With the substantial spread of novel coronavirus across the country, people are beginning to truly consider the possibility of testing positive for COVID. A large aspect of that is what kind of treatment one can get as well as how much of a dent it would make in your finances. Speculation is rampant regarding the cost of medical bills, which can cause unnecessary worry and panic at the least and deter people from seeking appropriate treatment at worst.
To that end, we wanted to help you understand the costs of COVID treatment. In an ideal situation, you can take these numbers into consideration when purchasing insurance, coronavirus specific or otherwise, or if you’re planning on setting aside some funds because you can’t afford health insurance right away.
With the country’s COVID infection rate on the rise, government hospitals were going to struggle to cope sooner or later. As a result, private hospitals are also allowed to treat COVID patients. Regardless of what kind of hospital you receive treatment in, it is important to remember that there are several factors that influence the cost of it. Broadly, these factors are the following:
- How old you are
- Whether you have any pre-existing conditions (things like BP issues or diabetes or asthma)
- How severe the infection is in your case specifically
- Any complications in your treatment
- In case of the above, usage of ICU, isolation wards, ventilator support, etc
- Which state you’re in
Patients have started filing claims with their insurance companies for their medical costs and it is from these claims that we can get a better idea of how much, on average, treatment for coronavirus costs. The approximately 5600 claims to insurance companies amounted to around Rs 70 crores, which means the cost of treatment per person, on average, equals to around Rs. 1.25 lakhs.
What does this money pay for? Doctor fees, oxygen, ECGs, dressings, drug administration, lab usage, radiology, nursing, pharmacy, etc. Only a fraction of all affected patients requires critical care, which includes the usage of ventilators, PPEs and isolation wards, the factors that drive up the cost of treatment. That being said, the severity of the illness in each patient does dramatically affect the cost of treatment.
Assuming that a patient is admitted for 14 days (the usual duration it takes to recover from coronavirus), an isolation ward in a private hospital in Delhi can cost up to Rs 70,000 more for the overall stay than it costs for the same in a private hospital in Telangana; a private hospital in Karnataka would actually cost over Rs 1 lakh more. Being admitted in the ICU without a ventilator can cost anywhere between Rs. 1.05 and 2.10 lakhs (depending on the state where you receive the treatment) while an ICU with a ventilator costs between Rs. 1.2 and 3.5 lakhs.
These are not insignificant amounts for people to pay. The state you receive treatment in also greatly affects the cost that a patient bears, which should not be the case. It is perhaps for this reason that the Supreme Court recently directed the central government to cap the costs of coronavirus treatment at private hospitals. Many state governments have already taken measures to do so at the request of financially burdened patients and their families. Even so, most experts believe that Rs. 1.25 lakhs is an accurate average cost for COVID treatment.

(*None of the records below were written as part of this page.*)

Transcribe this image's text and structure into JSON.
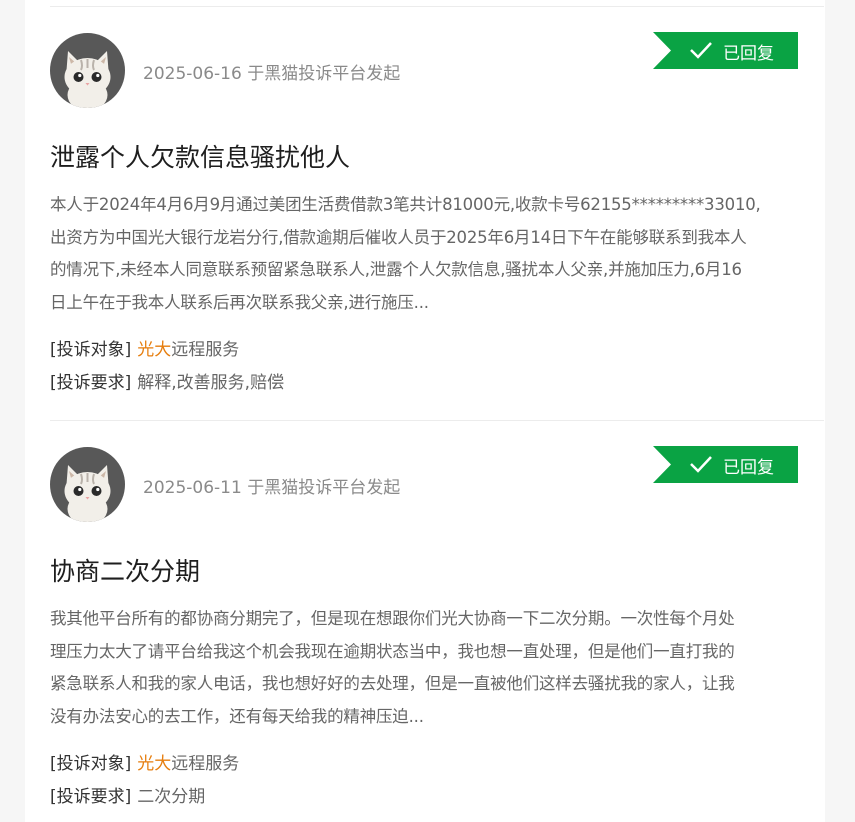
{
  "complaints": [
    {
      "date": "2025-06-16",
      "source": "于黑猫投诉平台发起",
      "status": "已回复",
      "title": "泄露个人欠款信息骚扰他人",
      "body_lines": [
        "本人于2024年4月6月9月通过美团生活费借款3笔共计81000元,收款卡号62155*********33010,",
        "出资方为中国光大银行龙岩分行,借款逾期后催收人员于2025年6月14日下午在能够联系到我本人",
        "的情况下,未经本人同意联系预留紧急联系人,泄露个人欠款信息,骚扰本人父亲,并施加压力,6月16",
        "日上午在于我本人联系后再次联系我父亲,进行施压..."
      ],
      "target_label": "[投诉对象]",
      "target_highlight": "光大",
      "target_rest": "远程服务",
      "request_label": "[投诉要求]",
      "request_value": "解释,改善服务,赔偿"
    },
    {
      "date": "2025-06-11",
      "source": "于黑猫投诉平台发起",
      "status": "已回复",
      "title": "协商二次分期",
      "body_lines": [
        "我其他平台所有的都协商分期完了，但是现在想跟你们光大协商一下二次分期。一次性每个月处",
        "理压力太大了请平台给我这个机会我现在逾期状态当中，我也想一直处理，但是他们一直打我的",
        "紧急联系人和我的家人电话，我也想好好的去处理，但是一直被他们这样去骚扰我的家人，让我",
        "没有办法安心的去工作，还有每天给我的精神压迫..."
      ],
      "target_label": "[投诉对象]",
      "target_highlight": "光大",
      "target_rest": "远程服务",
      "request_label": "[投诉要求]",
      "request_value": "二次分期"
    }
  ],
  "colors": {
    "badge_green": "#0aa344",
    "highlight_orange": "#e67e0f",
    "avatar_bg": "#585858"
  },
  "icons": {
    "avatar": "cat-avatar-icon",
    "badge_check": "checkmark-icon"
  }
}
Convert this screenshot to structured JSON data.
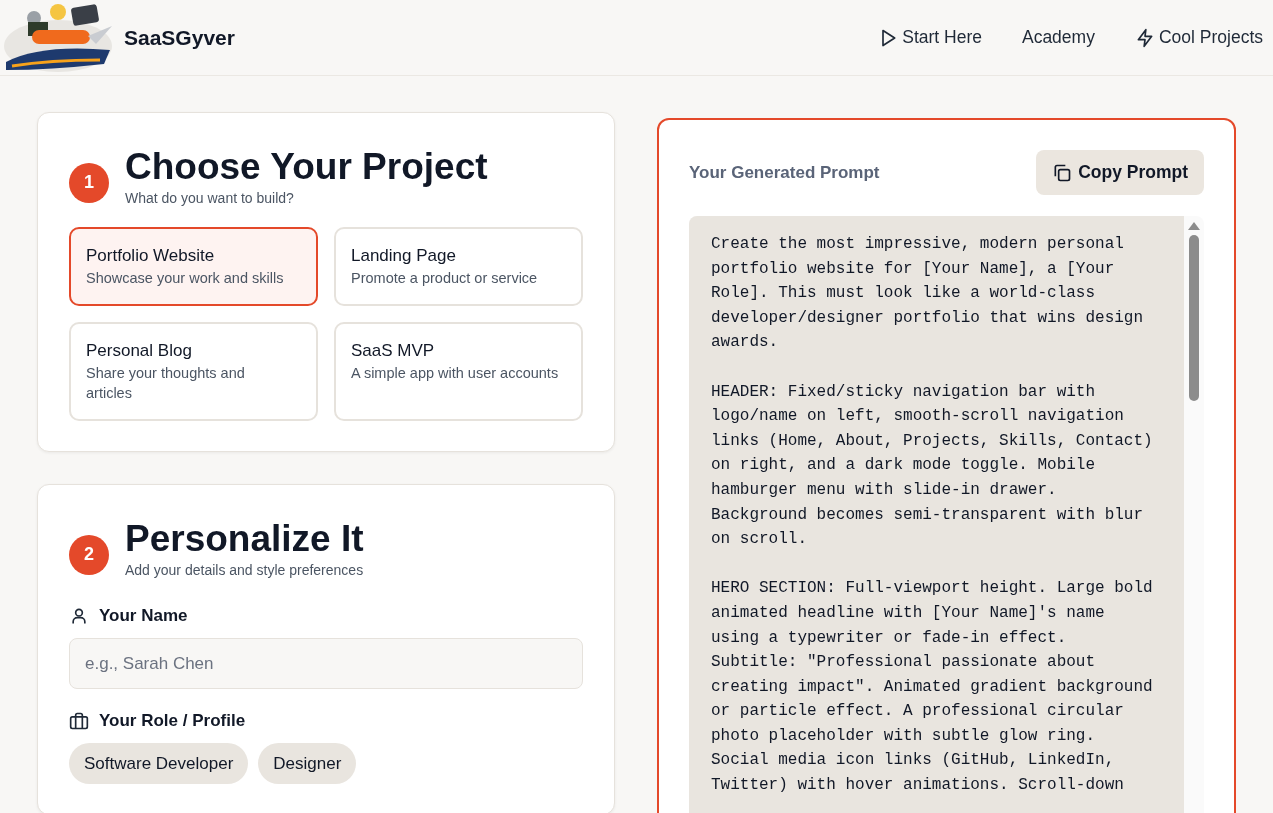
{
  "header": {
    "brand": "SaaSGyver",
    "nav": [
      {
        "kind": "play",
        "label": "Start Here"
      },
      {
        "kind": "plain",
        "label": "Academy"
      },
      {
        "kind": "bolt",
        "label": "Cool Projects"
      }
    ]
  },
  "steps": [
    {
      "number": "1",
      "title": "Choose Your Project",
      "subtitle": "What do you want to build?",
      "options": [
        {
          "title": "Portfolio Website",
          "description": "Showcase your work and skills",
          "selected": true
        },
        {
          "title": "Landing Page",
          "description": "Promote a product or service",
          "selected": false
        },
        {
          "title": "Personal Blog",
          "description": "Share your thoughts and articles",
          "selected": false
        },
        {
          "title": "SaaS MVP",
          "description": "A simple app with user accounts",
          "selected": false
        }
      ]
    },
    {
      "number": "2",
      "title": "Personalize It",
      "subtitle": "Add your details and style preferences",
      "fields": [
        {
          "kind": "text",
          "label": "Your Name",
          "placeholder": "e.g., Sarah Chen"
        },
        {
          "kind": "chips",
          "label": "Your Role / Profile",
          "chips": [
            "Software Developer",
            "Designer"
          ]
        }
      ]
    }
  ],
  "prompt": {
    "title": "Your Generated Prompt",
    "button": "Copy Prompt",
    "text": "Create the most impressive, modern personal portfolio website for [Your Name], a [Your Role]. This must look like a world-class developer/designer portfolio that wins design awards.\n\nHEADER: Fixed/sticky navigation bar with logo/name on left, smooth-scroll navigation links (Home, About, Projects, Skills, Contact) on right, and a dark mode toggle. Mobile hamburger menu with slide-in drawer. Background becomes semi-transparent with blur on scroll.\n\nHERO SECTION: Full-viewport height. Large bold animated headline with [Your Name]'s name using a typewriter or fade-in effect. Subtitle: \"Professional passionate about creating impact\". Animated gradient background or particle effect. A professional circular photo placeholder with subtle glow ring. Social media icon links (GitHub, LinkedIn, Twitter) with hover animations. Scroll-down"
  }
}
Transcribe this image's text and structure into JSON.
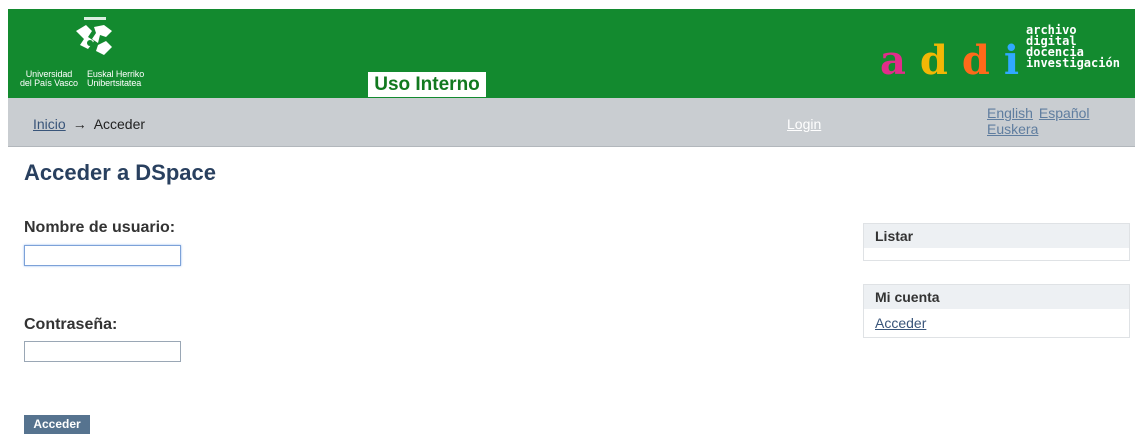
{
  "header": {
    "university_left": [
      "Universidad",
      "del País Vasco"
    ],
    "university_right": [
      "Euskal Herriko",
      "Unibertsitatea"
    ],
    "uso_interno": "Uso Interno",
    "brand_letters": [
      {
        "char": "a",
        "color": "#e12d8a"
      },
      {
        "char": "d",
        "color": "#f2b705"
      },
      {
        "char": "d",
        "color": "#ff6a1a"
      },
      {
        "char": "i",
        "color": "#30a9ff"
      }
    ],
    "brand_sub": [
      "archivo",
      "digital",
      "docencia",
      "investigación"
    ]
  },
  "nav": {
    "breadcrumb_home": "Inicio",
    "breadcrumb_arrow": "→",
    "breadcrumb_current": "Acceder",
    "login": "Login",
    "languages": {
      "english": "English",
      "espanol": "Español",
      "euskera": "Euskera"
    }
  },
  "main": {
    "title": "Acceder a DSpace",
    "username_label": "Nombre de usuario:",
    "username_value": "",
    "password_label": "Contraseña:",
    "password_value": "",
    "submit_label": "Acceder"
  },
  "sidebar": {
    "listar_heading": "Listar",
    "mi_cuenta_heading": "Mi cuenta",
    "acceder_link": "Acceder"
  },
  "colors": {
    "header_green": "#138a2f",
    "nav_gray": "#c9cdd1",
    "title_blue": "#29405f",
    "button_blue": "#56738f"
  }
}
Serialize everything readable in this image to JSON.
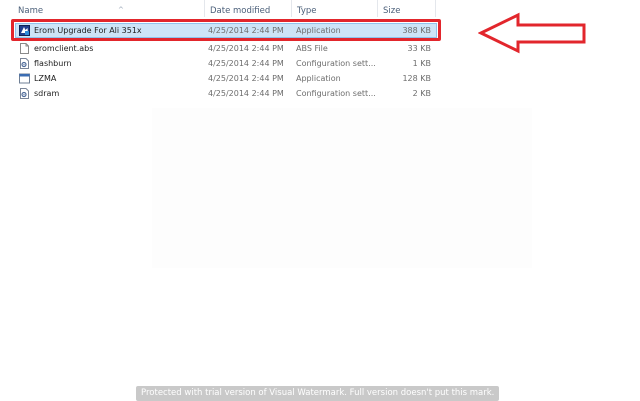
{
  "columns": {
    "name": "Name",
    "date_modified": "Date modified",
    "type": "Type",
    "size": "Size"
  },
  "sort_indicator": "^",
  "files": [
    {
      "name": "Erom Upgrade For Ali 351x",
      "date": "4/25/2014 2:44 PM",
      "type": "Application",
      "size": "388 KB",
      "icon": "application-icon",
      "selected": true
    },
    {
      "name": "eromclient.abs",
      "date": "4/25/2014 2:44 PM",
      "type": "ABS File",
      "size": "33 KB",
      "icon": "blank-file-icon",
      "selected": false
    },
    {
      "name": "flashburn",
      "date": "4/25/2014 2:44 PM",
      "type": "Configuration sett...",
      "size": "1 KB",
      "icon": "config-file-icon",
      "selected": false
    },
    {
      "name": "LZMA",
      "date": "4/25/2014 2:44 PM",
      "type": "Application",
      "size": "128 KB",
      "icon": "application-icon",
      "selected": false
    },
    {
      "name": "sdram",
      "date": "4/25/2014 2:44 PM",
      "type": "Configuration sett...",
      "size": "2 KB",
      "icon": "config-file-icon",
      "selected": false
    }
  ],
  "annotation": {
    "highlight_color": "#e2262c",
    "arrow_color": "#e2262c",
    "arrow_direction": "left"
  },
  "watermark": "Protected with trial version of Visual Watermark. Full version doesn't put this mark."
}
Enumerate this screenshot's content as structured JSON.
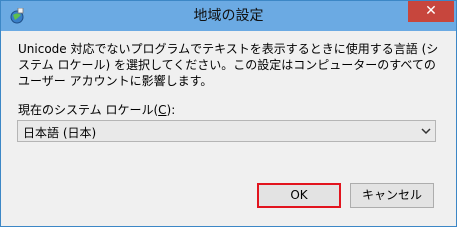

Though the costs of coronavirus treatments are alarming, there is a fact that is even more so. Given the total COVID cases in the country, a comparatively small number of patients have filed claims with insurance companies for medical costs. This has led insurers to suspect that only a little over 3% of patients who have tested positive for COVID had medical insurance to fall back on.
The emotional and physical burden of sickness in the family can be a big enough challenge without having to pay lakhs for the treatment. If for no other reason than not having to pay that kind of money as a lump sum out of pocket, medical insurance is a sound investment, but the fact that it covers you against future illnesses and medical emergencies is an important reason to do so as well.
If the cost of insurance is deterring you from getting one, you should know that there are now affordable, government-backed health insurance policies available, both for coronavirus, which we’ve discussed in a previous post, and in general, which you can read more about here. If you can afford a more comprehensive plan, we highly recommend that you choose that, but these are reasonable alternatives that will be of use at least in the moderate run.
Though we wanted to give you relevant and accurate information about coronavirus treatment, we hope you don’t have to use it and that you’re all staying safe and healthy.